After some frantic emails to mère, I decided to wipe Genoa from the itinerary & hop on the train to Nice the following afternoon. Maybe France would ease my soul. So, sleeping on it all, I arose the next day, packed up my things & headed for the station. Deciding not to shell out another €5 at the Left Luggage department, I kept my things with me & went & bought a ticket for Nice. Italian train stations, predominantly the larger ones, require you to take a number, quite like you're waiting in line at a deli for a few slices of prosciutto. Despite having eighteen desks, only eight were actually manned, which resulted in me waiting over twenty minutes for my number to be called.
I paid €38.50 for my train to Nice, which, although was very cheap, unfortunately was not direct. Due to a break in the line, I was informed I would have to catch the train to Albenga, then get a bus outside the station to Ventimiglia & catch another train from there to Nice Ville. Inwardly rolling my eyes, I took the ticket & headed out of the station, looking to spend a few hours sightseeing in Milan.
Milano Centrale to me is like a vortex. Every time I tried to leave, I seemed to end up back inside, clueless. I asked half a dozen people where the Tourist Office was, so that I could get my hands on a map & every one of them sent me off in different directions, which never ended at the elusive destination I was aiming for. I'd made a note in my notebook about the buses, but had failed to say where outside of the station I caught them, or even where I was supposed to get them to!
I figured I could just hop on the metro, but equally wasn't sure what stop to get off at. Losing my patience, I began to abuse the internet on my phone for answers, only for my phone to start threatening me with a dead battery. Feeling overwhelmed by my ridiculous situation, I sat on a bench, on platform twenty two & just began to weep with frustration. There I was, twenty six years of age & I couldn't work out how to get out of a bloody train station! I mean honestly, it's so ridiculous.
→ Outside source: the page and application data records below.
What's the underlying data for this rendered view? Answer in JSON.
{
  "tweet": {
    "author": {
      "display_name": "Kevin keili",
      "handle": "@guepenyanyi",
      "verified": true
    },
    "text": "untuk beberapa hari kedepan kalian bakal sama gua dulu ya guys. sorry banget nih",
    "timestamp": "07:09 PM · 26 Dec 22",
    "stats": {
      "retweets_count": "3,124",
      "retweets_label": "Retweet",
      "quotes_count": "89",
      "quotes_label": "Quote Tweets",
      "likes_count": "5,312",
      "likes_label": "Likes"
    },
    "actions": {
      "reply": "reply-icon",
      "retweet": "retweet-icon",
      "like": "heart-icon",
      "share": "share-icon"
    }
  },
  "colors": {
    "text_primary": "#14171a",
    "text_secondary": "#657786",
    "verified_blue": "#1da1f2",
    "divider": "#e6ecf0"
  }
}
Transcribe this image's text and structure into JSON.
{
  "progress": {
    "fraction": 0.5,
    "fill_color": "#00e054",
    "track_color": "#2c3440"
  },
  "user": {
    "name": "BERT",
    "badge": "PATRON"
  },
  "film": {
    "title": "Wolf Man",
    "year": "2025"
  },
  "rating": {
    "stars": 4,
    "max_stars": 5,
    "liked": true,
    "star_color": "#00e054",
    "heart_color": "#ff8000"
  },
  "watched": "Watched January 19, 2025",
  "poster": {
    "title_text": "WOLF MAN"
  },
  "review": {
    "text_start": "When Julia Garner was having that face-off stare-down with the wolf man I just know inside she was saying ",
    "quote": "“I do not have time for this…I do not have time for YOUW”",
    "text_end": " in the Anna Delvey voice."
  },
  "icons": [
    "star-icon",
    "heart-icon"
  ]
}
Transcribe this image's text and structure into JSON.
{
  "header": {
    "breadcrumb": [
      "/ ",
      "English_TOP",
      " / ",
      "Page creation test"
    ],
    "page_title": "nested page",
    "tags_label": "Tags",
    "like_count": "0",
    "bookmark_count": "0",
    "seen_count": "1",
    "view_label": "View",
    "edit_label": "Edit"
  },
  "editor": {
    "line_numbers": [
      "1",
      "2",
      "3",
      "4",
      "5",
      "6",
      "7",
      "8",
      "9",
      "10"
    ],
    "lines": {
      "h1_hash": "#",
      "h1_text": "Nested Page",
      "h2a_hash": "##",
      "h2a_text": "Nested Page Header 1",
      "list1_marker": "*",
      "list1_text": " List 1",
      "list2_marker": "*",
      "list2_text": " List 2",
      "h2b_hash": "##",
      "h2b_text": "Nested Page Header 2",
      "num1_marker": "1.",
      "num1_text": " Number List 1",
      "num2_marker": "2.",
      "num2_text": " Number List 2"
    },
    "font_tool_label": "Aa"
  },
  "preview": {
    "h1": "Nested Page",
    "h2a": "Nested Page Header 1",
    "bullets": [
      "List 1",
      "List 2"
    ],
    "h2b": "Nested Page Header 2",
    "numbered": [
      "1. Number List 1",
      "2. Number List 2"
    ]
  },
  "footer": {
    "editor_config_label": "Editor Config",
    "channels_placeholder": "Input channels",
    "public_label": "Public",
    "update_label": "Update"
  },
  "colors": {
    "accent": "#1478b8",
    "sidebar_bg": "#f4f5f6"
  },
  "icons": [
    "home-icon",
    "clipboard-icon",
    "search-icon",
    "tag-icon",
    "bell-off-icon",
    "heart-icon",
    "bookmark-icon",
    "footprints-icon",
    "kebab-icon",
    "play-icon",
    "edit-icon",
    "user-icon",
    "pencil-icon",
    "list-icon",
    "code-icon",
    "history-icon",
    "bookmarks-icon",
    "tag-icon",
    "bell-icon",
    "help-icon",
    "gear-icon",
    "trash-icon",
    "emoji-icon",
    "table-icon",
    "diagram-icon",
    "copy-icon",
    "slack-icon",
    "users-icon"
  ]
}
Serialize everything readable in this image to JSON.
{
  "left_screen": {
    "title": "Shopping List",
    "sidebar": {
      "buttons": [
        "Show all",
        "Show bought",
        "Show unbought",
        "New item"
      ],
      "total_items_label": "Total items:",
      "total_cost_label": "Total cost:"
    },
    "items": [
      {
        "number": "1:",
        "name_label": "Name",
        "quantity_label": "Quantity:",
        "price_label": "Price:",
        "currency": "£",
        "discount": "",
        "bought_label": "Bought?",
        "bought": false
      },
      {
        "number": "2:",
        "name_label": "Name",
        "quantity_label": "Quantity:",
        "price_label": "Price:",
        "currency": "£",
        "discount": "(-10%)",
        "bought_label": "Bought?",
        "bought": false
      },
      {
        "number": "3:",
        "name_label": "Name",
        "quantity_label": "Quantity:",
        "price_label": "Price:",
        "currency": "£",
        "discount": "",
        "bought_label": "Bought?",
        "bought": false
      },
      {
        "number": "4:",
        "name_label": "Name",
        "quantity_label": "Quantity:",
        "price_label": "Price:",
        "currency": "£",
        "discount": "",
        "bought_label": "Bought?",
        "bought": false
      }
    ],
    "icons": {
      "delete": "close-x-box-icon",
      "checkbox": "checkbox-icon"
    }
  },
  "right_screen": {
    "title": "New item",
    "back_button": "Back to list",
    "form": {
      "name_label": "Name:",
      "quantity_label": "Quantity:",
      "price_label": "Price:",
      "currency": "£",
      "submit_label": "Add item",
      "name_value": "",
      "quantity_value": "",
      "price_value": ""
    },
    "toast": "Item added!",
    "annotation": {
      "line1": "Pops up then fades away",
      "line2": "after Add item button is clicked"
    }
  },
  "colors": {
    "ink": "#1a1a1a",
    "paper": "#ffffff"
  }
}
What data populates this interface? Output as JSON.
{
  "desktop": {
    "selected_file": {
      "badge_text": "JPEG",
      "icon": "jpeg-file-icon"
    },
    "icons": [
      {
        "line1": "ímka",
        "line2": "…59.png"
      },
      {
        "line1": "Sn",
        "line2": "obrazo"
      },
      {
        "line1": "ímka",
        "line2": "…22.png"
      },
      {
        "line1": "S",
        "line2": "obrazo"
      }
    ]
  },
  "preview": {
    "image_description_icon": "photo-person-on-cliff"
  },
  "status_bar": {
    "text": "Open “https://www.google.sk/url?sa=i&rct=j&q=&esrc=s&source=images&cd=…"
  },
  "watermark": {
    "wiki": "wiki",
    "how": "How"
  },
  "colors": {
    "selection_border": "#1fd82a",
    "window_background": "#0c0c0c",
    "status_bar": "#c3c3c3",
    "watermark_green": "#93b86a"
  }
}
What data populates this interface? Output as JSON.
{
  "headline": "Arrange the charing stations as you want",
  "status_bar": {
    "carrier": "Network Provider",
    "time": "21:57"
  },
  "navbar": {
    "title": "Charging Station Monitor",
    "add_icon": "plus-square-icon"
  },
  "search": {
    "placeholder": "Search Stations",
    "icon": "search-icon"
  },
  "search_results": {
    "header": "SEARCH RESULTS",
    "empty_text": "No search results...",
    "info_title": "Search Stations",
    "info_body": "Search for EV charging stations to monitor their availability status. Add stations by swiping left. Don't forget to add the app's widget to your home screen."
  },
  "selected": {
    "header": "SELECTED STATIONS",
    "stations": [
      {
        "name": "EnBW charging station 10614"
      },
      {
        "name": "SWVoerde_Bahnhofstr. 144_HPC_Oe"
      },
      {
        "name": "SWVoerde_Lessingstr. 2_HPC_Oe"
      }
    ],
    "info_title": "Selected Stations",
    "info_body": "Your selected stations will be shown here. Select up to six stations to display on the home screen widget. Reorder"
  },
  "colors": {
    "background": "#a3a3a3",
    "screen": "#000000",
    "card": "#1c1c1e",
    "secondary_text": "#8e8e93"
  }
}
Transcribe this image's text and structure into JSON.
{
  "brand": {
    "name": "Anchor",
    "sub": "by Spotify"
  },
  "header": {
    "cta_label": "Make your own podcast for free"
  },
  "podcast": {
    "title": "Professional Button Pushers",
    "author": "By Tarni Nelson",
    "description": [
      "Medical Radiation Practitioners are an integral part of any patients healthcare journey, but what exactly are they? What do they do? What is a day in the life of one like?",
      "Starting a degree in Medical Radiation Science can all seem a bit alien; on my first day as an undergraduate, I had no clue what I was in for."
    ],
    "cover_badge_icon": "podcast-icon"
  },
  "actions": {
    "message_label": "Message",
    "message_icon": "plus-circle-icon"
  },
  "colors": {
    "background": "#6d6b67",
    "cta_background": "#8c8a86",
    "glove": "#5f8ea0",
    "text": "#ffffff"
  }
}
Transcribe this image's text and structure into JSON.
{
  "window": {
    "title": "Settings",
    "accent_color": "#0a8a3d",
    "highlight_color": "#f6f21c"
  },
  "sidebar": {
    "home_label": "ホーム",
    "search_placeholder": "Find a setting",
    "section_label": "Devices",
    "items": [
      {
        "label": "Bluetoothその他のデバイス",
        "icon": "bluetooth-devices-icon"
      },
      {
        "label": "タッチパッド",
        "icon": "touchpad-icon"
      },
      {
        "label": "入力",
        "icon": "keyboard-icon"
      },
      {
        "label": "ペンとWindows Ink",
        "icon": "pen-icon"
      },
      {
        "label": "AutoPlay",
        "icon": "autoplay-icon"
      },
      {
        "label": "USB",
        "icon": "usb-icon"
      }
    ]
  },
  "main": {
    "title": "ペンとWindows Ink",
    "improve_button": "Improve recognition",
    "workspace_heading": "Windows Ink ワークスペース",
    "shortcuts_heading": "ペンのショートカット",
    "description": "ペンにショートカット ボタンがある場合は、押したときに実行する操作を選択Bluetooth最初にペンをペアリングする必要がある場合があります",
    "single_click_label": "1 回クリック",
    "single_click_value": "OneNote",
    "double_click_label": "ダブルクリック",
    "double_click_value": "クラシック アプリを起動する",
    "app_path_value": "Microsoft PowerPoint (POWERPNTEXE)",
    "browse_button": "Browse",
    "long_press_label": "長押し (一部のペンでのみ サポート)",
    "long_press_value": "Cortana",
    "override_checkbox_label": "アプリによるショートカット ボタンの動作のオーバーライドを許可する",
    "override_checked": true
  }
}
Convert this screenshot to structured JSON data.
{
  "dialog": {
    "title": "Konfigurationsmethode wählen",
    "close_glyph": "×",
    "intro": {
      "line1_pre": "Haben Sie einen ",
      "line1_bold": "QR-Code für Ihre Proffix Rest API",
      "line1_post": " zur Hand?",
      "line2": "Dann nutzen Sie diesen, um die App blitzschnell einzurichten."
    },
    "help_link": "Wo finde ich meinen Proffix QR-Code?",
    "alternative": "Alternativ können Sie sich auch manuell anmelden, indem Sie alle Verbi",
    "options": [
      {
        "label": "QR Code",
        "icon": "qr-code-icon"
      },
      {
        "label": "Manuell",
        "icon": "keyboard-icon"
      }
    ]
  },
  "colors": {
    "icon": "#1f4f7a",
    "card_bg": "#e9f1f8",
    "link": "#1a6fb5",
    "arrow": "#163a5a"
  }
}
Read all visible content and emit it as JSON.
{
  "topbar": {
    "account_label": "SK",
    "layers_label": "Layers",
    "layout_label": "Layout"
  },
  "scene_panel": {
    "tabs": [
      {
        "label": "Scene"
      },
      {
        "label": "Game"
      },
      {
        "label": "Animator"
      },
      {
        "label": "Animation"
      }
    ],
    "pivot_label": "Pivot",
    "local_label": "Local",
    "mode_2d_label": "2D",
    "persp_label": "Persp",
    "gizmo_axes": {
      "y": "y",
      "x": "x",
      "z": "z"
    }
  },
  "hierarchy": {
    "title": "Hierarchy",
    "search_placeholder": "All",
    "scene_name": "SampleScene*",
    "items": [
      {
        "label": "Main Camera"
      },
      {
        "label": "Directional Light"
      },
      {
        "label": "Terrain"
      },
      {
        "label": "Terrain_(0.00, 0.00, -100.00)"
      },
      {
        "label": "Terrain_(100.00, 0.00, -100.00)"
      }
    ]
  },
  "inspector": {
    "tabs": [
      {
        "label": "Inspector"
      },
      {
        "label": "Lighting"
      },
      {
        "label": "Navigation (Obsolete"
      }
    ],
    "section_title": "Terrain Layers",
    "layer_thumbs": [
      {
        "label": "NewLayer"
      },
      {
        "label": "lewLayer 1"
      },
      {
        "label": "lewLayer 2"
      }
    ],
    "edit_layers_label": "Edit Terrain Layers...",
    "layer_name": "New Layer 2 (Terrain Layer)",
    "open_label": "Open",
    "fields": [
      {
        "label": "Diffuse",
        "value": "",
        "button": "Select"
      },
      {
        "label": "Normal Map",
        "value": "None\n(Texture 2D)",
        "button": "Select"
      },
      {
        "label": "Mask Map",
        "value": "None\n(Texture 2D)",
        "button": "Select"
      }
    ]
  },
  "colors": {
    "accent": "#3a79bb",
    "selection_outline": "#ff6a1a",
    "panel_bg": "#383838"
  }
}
Sobbing away, I took out a bread roll & started nibbling away on it, feeding the falling crumbs to the pigeons, which had gathered around me. Finally getting a grip, I got up, brushed myself off, took a trip to the train information office, asked, once again, where the Tourist Office was & an hour after I had first arrived, I finally found the place, gleaming at me in front of platform fifteen!
Grabbing a map, I sped downstairs, spent €1.50 on a single ticket & jumped on the metro to the Duomo. Coming up for air, I felt so stupid at how long it had taken me to get there. I took in the cathedral, the whole of the square, the people & just felt relieved. Stupid, but relieved. With time running out before my three o'clock train, I took a stroll down the Galleria Vittorio Emanuele II, round the various side streets, had a quick look in the & Other Stories store & took a brief break outside the cathedral, before rushing back to the station & onto my train, which, thankfully, came with a power point for my phone.
There's going with the flow & there's just simple disorganisation. Seemingly I need to learn the difference.